▶ [Exercise instructions] A faithful, complete copy of the entries below is required, with images removed.

------------------------------------------------------------------------

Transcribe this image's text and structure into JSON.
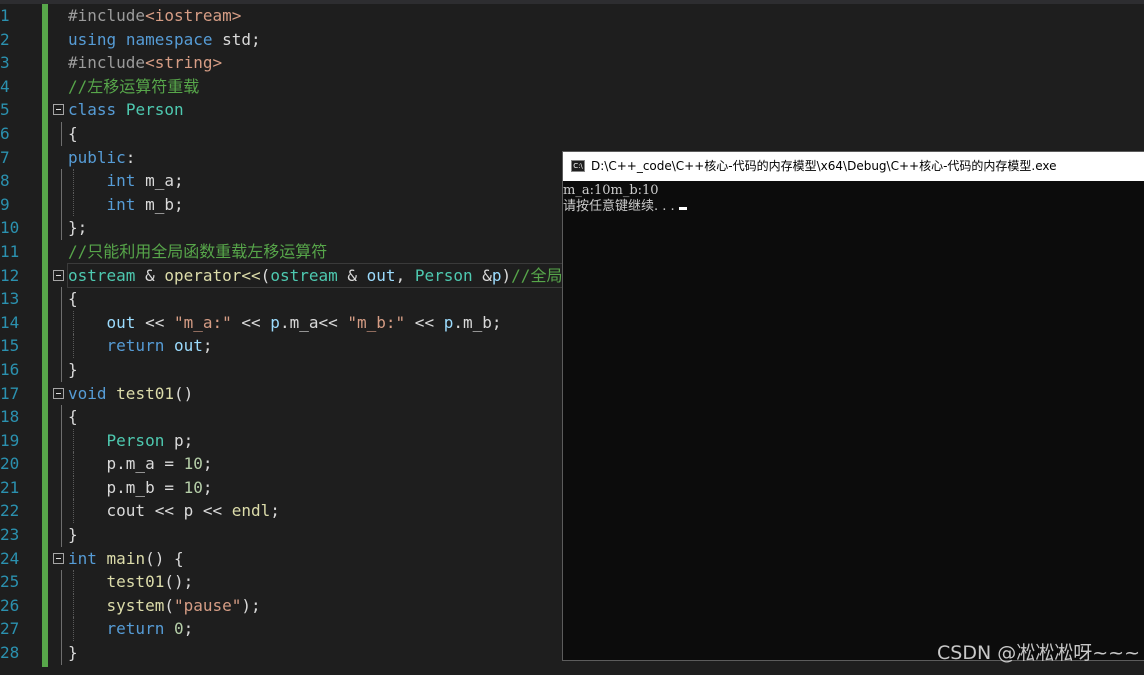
{
  "editor": {
    "lines": [
      {
        "n": "1",
        "segs": [
          {
            "t": "#include",
            "c": "pp"
          },
          {
            "t": "<iostream>",
            "c": "st"
          }
        ]
      },
      {
        "n": "2",
        "segs": [
          {
            "t": "using",
            "c": "kw"
          },
          {
            "t": " ",
            "c": "fi"
          },
          {
            "t": "namespace",
            "c": "kw"
          },
          {
            "t": " std;",
            "c": "fi"
          }
        ]
      },
      {
        "n": "3",
        "segs": [
          {
            "t": "#include",
            "c": "pp"
          },
          {
            "t": "<string>",
            "c": "st"
          }
        ]
      },
      {
        "n": "4",
        "segs": [
          {
            "t": "//左移运算符重载",
            "c": "cm"
          }
        ]
      },
      {
        "n": "5",
        "fold": true,
        "segs": [
          {
            "t": "class",
            "c": "kw"
          },
          {
            "t": " ",
            "c": "fi"
          },
          {
            "t": "Person",
            "c": "ty"
          }
        ]
      },
      {
        "n": "6",
        "guide": true,
        "segs": [
          {
            "t": "{",
            "c": "fi"
          }
        ]
      },
      {
        "n": "7",
        "segs": [
          {
            "t": "public",
            "c": "kw"
          },
          {
            "t": ":",
            "c": "fi"
          }
        ]
      },
      {
        "n": "8",
        "guide": true,
        "guide2": true,
        "segs": [
          {
            "t": "    ",
            "c": "fi"
          },
          {
            "t": "int",
            "c": "kw"
          },
          {
            "t": " m_a;",
            "c": "fi"
          }
        ]
      },
      {
        "n": "9",
        "guide": true,
        "guide2": true,
        "segs": [
          {
            "t": "    ",
            "c": "fi"
          },
          {
            "t": "int",
            "c": "kw"
          },
          {
            "t": " m_b;",
            "c": "fi"
          }
        ]
      },
      {
        "n": "10",
        "guide": true,
        "segs": [
          {
            "t": "};",
            "c": "fi"
          }
        ]
      },
      {
        "n": "11",
        "segs": [
          {
            "t": "//只能利用全局函数重载左移运算符",
            "c": "cm"
          }
        ]
      },
      {
        "n": "12",
        "fold": true,
        "hl": true,
        "segs": [
          {
            "t": "ostream",
            "c": "ty"
          },
          {
            "t": " & ",
            "c": "fi"
          },
          {
            "t": "operator<<",
            "c": "fn"
          },
          {
            "t": "(",
            "c": "fi"
          },
          {
            "t": "ostream",
            "c": "ty"
          },
          {
            "t": " & ",
            "c": "fi"
          },
          {
            "t": "out",
            "c": "pa"
          },
          {
            "t": ", ",
            "c": "fi"
          },
          {
            "t": "Person",
            "c": "ty"
          },
          {
            "t": " &",
            "c": "fi"
          },
          {
            "t": "p",
            "c": "pa"
          },
          {
            "t": ")",
            "c": "fi"
          },
          {
            "t": "//全局",
            "c": "cm"
          }
        ]
      },
      {
        "n": "13",
        "guide": true,
        "segs": [
          {
            "t": "{",
            "c": "fi"
          }
        ]
      },
      {
        "n": "14",
        "guide": true,
        "guide2": true,
        "segs": [
          {
            "t": "    ",
            "c": "fi"
          },
          {
            "t": "out",
            "c": "pa"
          },
          {
            "t": " << ",
            "c": "fi"
          },
          {
            "t": "\"m_a:\"",
            "c": "st"
          },
          {
            "t": " << ",
            "c": "fi"
          },
          {
            "t": "p",
            "c": "pa"
          },
          {
            "t": ".m_a<< ",
            "c": "fi"
          },
          {
            "t": "\"m_b:\"",
            "c": "st"
          },
          {
            "t": " << ",
            "c": "fi"
          },
          {
            "t": "p",
            "c": "pa"
          },
          {
            "t": ".m_b;",
            "c": "fi"
          }
        ]
      },
      {
        "n": "15",
        "guide": true,
        "guide2": true,
        "segs": [
          {
            "t": "    ",
            "c": "fi"
          },
          {
            "t": "return",
            "c": "kw"
          },
          {
            "t": " ",
            "c": "fi"
          },
          {
            "t": "out",
            "c": "pa"
          },
          {
            "t": ";",
            "c": "fi"
          }
        ]
      },
      {
        "n": "16",
        "guide": true,
        "segs": [
          {
            "t": "}",
            "c": "fi"
          }
        ]
      },
      {
        "n": "17",
        "fold": true,
        "segs": [
          {
            "t": "void",
            "c": "kw"
          },
          {
            "t": " ",
            "c": "fi"
          },
          {
            "t": "test01",
            "c": "fn"
          },
          {
            "t": "()",
            "c": "fi"
          }
        ]
      },
      {
        "n": "18",
        "guide": true,
        "segs": [
          {
            "t": "{",
            "c": "fi"
          }
        ]
      },
      {
        "n": "19",
        "guide": true,
        "guide2": true,
        "segs": [
          {
            "t": "    ",
            "c": "fi"
          },
          {
            "t": "Person",
            "c": "ty"
          },
          {
            "t": " ",
            "c": "fi"
          },
          {
            "t": "p",
            "c": "fi"
          },
          {
            "t": ";",
            "c": "fi"
          }
        ]
      },
      {
        "n": "20",
        "guide": true,
        "guide2": true,
        "segs": [
          {
            "t": "    p.m_a = ",
            "c": "fi"
          },
          {
            "t": "10",
            "c": "nu"
          },
          {
            "t": ";",
            "c": "fi"
          }
        ]
      },
      {
        "n": "21",
        "guide": true,
        "guide2": true,
        "segs": [
          {
            "t": "    p.m_b = ",
            "c": "fi"
          },
          {
            "t": "10",
            "c": "nu"
          },
          {
            "t": ";",
            "c": "fi"
          }
        ]
      },
      {
        "n": "22",
        "guide": true,
        "guide2": true,
        "segs": [
          {
            "t": "    cout << p << ",
            "c": "fi"
          },
          {
            "t": "endl",
            "c": "fn"
          },
          {
            "t": ";",
            "c": "fi"
          }
        ]
      },
      {
        "n": "23",
        "guide": true,
        "segs": [
          {
            "t": "}",
            "c": "fi"
          }
        ]
      },
      {
        "n": "24",
        "fold": true,
        "segs": [
          {
            "t": "int",
            "c": "kw"
          },
          {
            "t": " ",
            "c": "fi"
          },
          {
            "t": "main",
            "c": "fn"
          },
          {
            "t": "() {",
            "c": "fi"
          }
        ]
      },
      {
        "n": "25",
        "guide": true,
        "guide2": true,
        "segs": [
          {
            "t": "    ",
            "c": "fi"
          },
          {
            "t": "test01",
            "c": "fn"
          },
          {
            "t": "();",
            "c": "fi"
          }
        ]
      },
      {
        "n": "26",
        "guide": true,
        "guide2": true,
        "segs": [
          {
            "t": "    ",
            "c": "fi"
          },
          {
            "t": "system",
            "c": "fn"
          },
          {
            "t": "(",
            "c": "fi"
          },
          {
            "t": "\"pause\"",
            "c": "st"
          },
          {
            "t": ");",
            "c": "fi"
          }
        ]
      },
      {
        "n": "27",
        "guide": true,
        "guide2": true,
        "segs": [
          {
            "t": "    ",
            "c": "fi"
          },
          {
            "t": "return",
            "c": "kw"
          },
          {
            "t": " ",
            "c": "fi"
          },
          {
            "t": "0",
            "c": "nu"
          },
          {
            "t": ";",
            "c": "fi"
          }
        ]
      },
      {
        "n": "28",
        "guide": true,
        "segs": [
          {
            "t": "}",
            "c": "fi"
          }
        ]
      }
    ]
  },
  "console": {
    "icon_label": "C:\\",
    "title": "D:\\C++_code\\C++核心-代码的内存模型\\x64\\Debug\\C++核心-代码的内存模型.exe",
    "output_line1": "m_a:10m_b:10",
    "output_line2": "请按任意键继续. . ."
  },
  "watermark": "CSDN @凇凇凇呀~~~"
}
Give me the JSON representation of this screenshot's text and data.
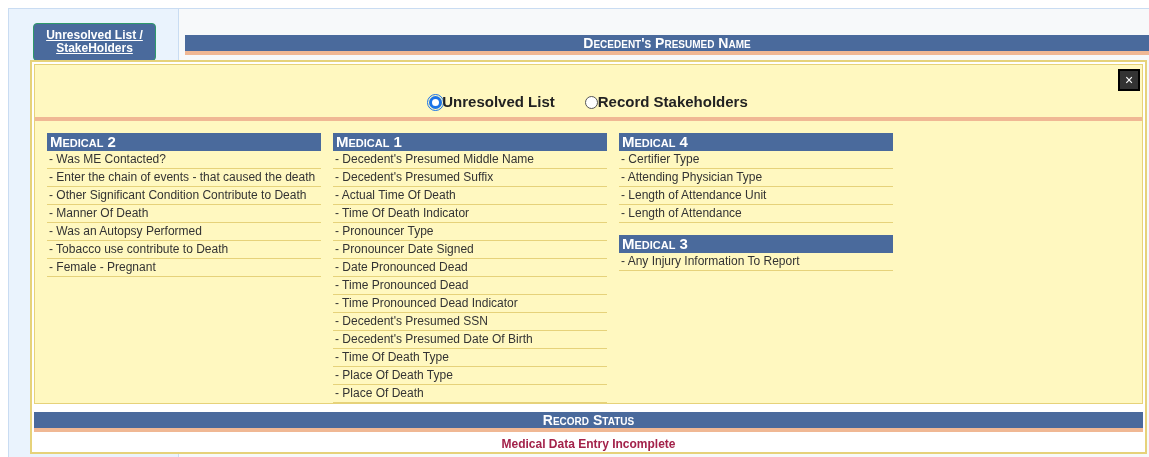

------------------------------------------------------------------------

▶ [Response area]
Transcribe this image's text and structure into JSON.
{
  "editor": {
    "lines": [
      {
        "n": "1",
        "segs": [
          {
            "t": "#include",
            "c": "pp"
          },
          {
            "t": "<iostream>",
            "c": "st"
          }
        ]
      },
      {
        "n": "2",
        "segs": [
          {
            "t": "using",
            "c": "kw"
          },
          {
            "t": " ",
            "c": "fi"
          },
          {
            "t": "namespace",
            "c": "kw"
          },
          {
            "t": " std;",
            "c": "fi"
          }
        ]
      },
      {
        "n": "3",
        "segs": [
          {
            "t": "#include",
            "c": "pp"
          },
          {
            "t": "<string>",
            "c": "st"
          }
        ]
      },
      {
        "n": "4",
        "segs": [
          {
            "t": "//左移运算符重载",
            "c": "cm"
          }
        ]
      },
      {
        "n": "5",
        "fold": true,
        "segs": [
          {
            "t": "class",
            "c": "kw"
          },
          {
            "t": " ",
            "c": "fi"
          },
          {
            "t": "Person",
            "c": "ty"
          }
        ]
      },
      {
        "n": "6",
        "guide": true,
        "segs": [
          {
            "t": "{",
            "c": "fi"
          }
        ]
      },
      {
        "n": "7",
        "segs": [
          {
            "t": "public",
            "c": "kw"
          },
          {
            "t": ":",
            "c": "fi"
          }
        ]
      },
      {
        "n": "8",
        "guide": true,
        "guide2": true,
        "segs": [
          {
            "t": "    ",
            "c": "fi"
          },
          {
            "t": "int",
            "c": "kw"
          },
          {
            "t": " m_a;",
            "c": "fi"
          }
        ]
      },
      {
        "n": "9",
        "guide": true,
        "guide2": true,
        "segs": [
          {
            "t": "    ",
            "c": "fi"
          },
          {
            "t": "int",
            "c": "kw"
          },
          {
            "t": " m_b;",
            "c": "fi"
          }
        ]
      },
      {
        "n": "10",
        "guide": true,
        "segs": [
          {
            "t": "};",
            "c": "fi"
          }
        ]
      },
      {
        "n": "11",
        "segs": [
          {
            "t": "//只能利用全局函数重载左移运算符",
            "c": "cm"
          }
        ]
      },
      {
        "n": "12",
        "fold": true,
        "hl": true,
        "segs": [
          {
            "t": "ostream",
            "c": "ty"
          },
          {
            "t": " & ",
            "c": "fi"
          },
          {
            "t": "operator<<",
            "c": "fn"
          },
          {
            "t": "(",
            "c": "fi"
          },
          {
            "t": "ostream",
            "c": "ty"
          },
          {
            "t": " & ",
            "c": "fi"
          },
          {
            "t": "out",
            "c": "pa"
          },
          {
            "t": ", ",
            "c": "fi"
          },
          {
            "t": "Person",
            "c": "ty"
          },
          {
            "t": " &",
            "c": "fi"
          },
          {
            "t": "p",
            "c": "pa"
          },
          {
            "t": ")",
            "c": "fi"
          },
          {
            "t": "//全局",
            "c": "cm"
          }
        ]
      },
      {
        "n": "13",
        "guide": true,
        "segs": [
          {
            "t": "{",
            "c": "fi"
          }
        ]
      },
      {
        "n": "14",
        "guide": true,
        "guide2": true,
        "segs": [
          {
            "t": "    ",
            "c": "fi"
          },
          {
            "t": "out",
            "c": "pa"
          },
          {
            "t": " << ",
            "c": "fi"
          },
          {
            "t": "\"m_a:\"",
            "c": "st"
          },
          {
            "t": " << ",
            "c": "fi"
          },
          {
            "t": "p",
            "c": "pa"
          },
          {
            "t": ".m_a<< ",
            "c": "fi"
          },
          {
            "t": "\"m_b:\"",
            "c": "st"
          },
          {
            "t": " << ",
            "c": "fi"
          },
          {
            "t": "p",
            "c": "pa"
          },
          {
            "t": ".m_b;",
            "c": "fi"
          }
        ]
      },
      {
        "n": "15",
        "guide": true,
        "guide2": true,
        "segs": [
          {
            "t": "    ",
            "c": "fi"
          },
          {
            "t": "return",
            "c": "kw"
          },
          {
            "t": " ",
            "c": "fi"
          },
          {
            "t": "out",
            "c": "pa"
          },
          {
            "t": ";",
            "c": "fi"
          }
        ]
      },
      {
        "n": "16",
        "guide": true,
        "segs": [
          {
            "t": "}",
            "c": "fi"
          }
        ]
      },
      {
        "n": "17",
        "fold": true,
        "segs": [
          {
            "t": "void",
            "c": "kw"
          },
          {
            "t": " ",
            "c": "fi"
          },
          {
            "t": "test01",
            "c": "fn"
          },
          {
            "t": "()",
            "c": "fi"
          }
        ]
      },
      {
        "n": "18",
        "guide": true,
        "segs": [
          {
            "t": "{",
            "c": "fi"
          }
        ]
      },
      {
        "n": "19",
        "guide": true,
        "guide2": true,
        "segs": [
          {
            "t": "    ",
            "c": "fi"
          },
          {
            "t": "Person",
            "c": "ty"
          },
          {
            "t": " ",
            "c": "fi"
          },
          {
            "t": "p",
            "c": "fi"
          },
          {
            "t": ";",
            "c": "fi"
          }
        ]
      },
      {
        "n": "20",
        "guide": true,
        "guide2": true,
        "segs": [
          {
            "t": "    p.m_a = ",
            "c": "fi"
          },
          {
            "t": "10",
            "c": "nu"
          },
          {
            "t": ";",
            "c": "fi"
          }
        ]
      },
      {
        "n": "21",
        "guide": true,
        "guide2": true,
        "segs": [
          {
            "t": "    p.m_b = ",
            "c": "fi"
          },
          {
            "t": "10",
            "c": "nu"
          },
          {
            "t": ";",
            "c": "fi"
          }
        ]
      },
      {
        "n": "22",
        "guide": true,
        "guide2": true,
        "segs": [
          {
            "t": "    cout << p << ",
            "c": "fi"
          },
          {
            "t": "endl",
            "c": "fn"
          },
          {
            "t": ";",
            "c": "fi"
          }
        ]
      },
      {
        "n": "23",
        "guide": true,
        "segs": [
          {
            "t": "}",
            "c": "fi"
          }
        ]
      },
      {
        "n": "24",
        "fold": true,
        "segs": [
          {
            "t": "int",
            "c": "kw"
          },
          {
            "t": " ",
            "c": "fi"
          },
          {
            "t": "main",
            "c": "fn"
          },
          {
            "t": "() {",
            "c": "fi"
          }
        ]
      },
      {
        "n": "25",
        "guide": true,
        "guide2": true,
        "segs": [
          {
            "t": "    ",
            "c": "fi"
          },
          {
            "t": "test01",
            "c": "fn"
          },
          {
            "t": "();",
            "c": "fi"
          }
        ]
      },
      {
        "n": "26",
        "guide": true,
        "guide2": true,
        "segs": [
          {
            "t": "    ",
            "c": "fi"
          },
          {
            "t": "system",
            "c": "fn"
          },
          {
            "t": "(",
            "c": "fi"
          },
          {
            "t": "\"pause\"",
            "c": "st"
          },
          {
            "t": ");",
            "c": "fi"
          }
        ]
      },
      {
        "n": "27",
        "guide": true,
        "guide2": true,
        "segs": [
          {
            "t": "    ",
            "c": "fi"
          },
          {
            "t": "return",
            "c": "kw"
          },
          {
            "t": " ",
            "c": "fi"
          },
          {
            "t": "0",
            "c": "nu"
          },
          {
            "t": ";",
            "c": "fi"
          }
        ]
      },
      {
        "n": "28",
        "guide": true,
        "segs": [
          {
            "t": "}",
            "c": "fi"
          }
        ]
      }
    ]
  },
  "console": {
    "icon_label": "C:\\",
    "title": "D:\\C++_code\\C++核心-代码的内存模型\\x64\\Debug\\C++核心-代码的内存模型.exe",
    "output_line1": "m_a:10m_b:10",
    "output_line2": "请按任意键继续. . ."
  },
  "watermark": "CSDN @凇凇凇呀~~~"
}
Give me the JSON representation of this screenshot's text and data.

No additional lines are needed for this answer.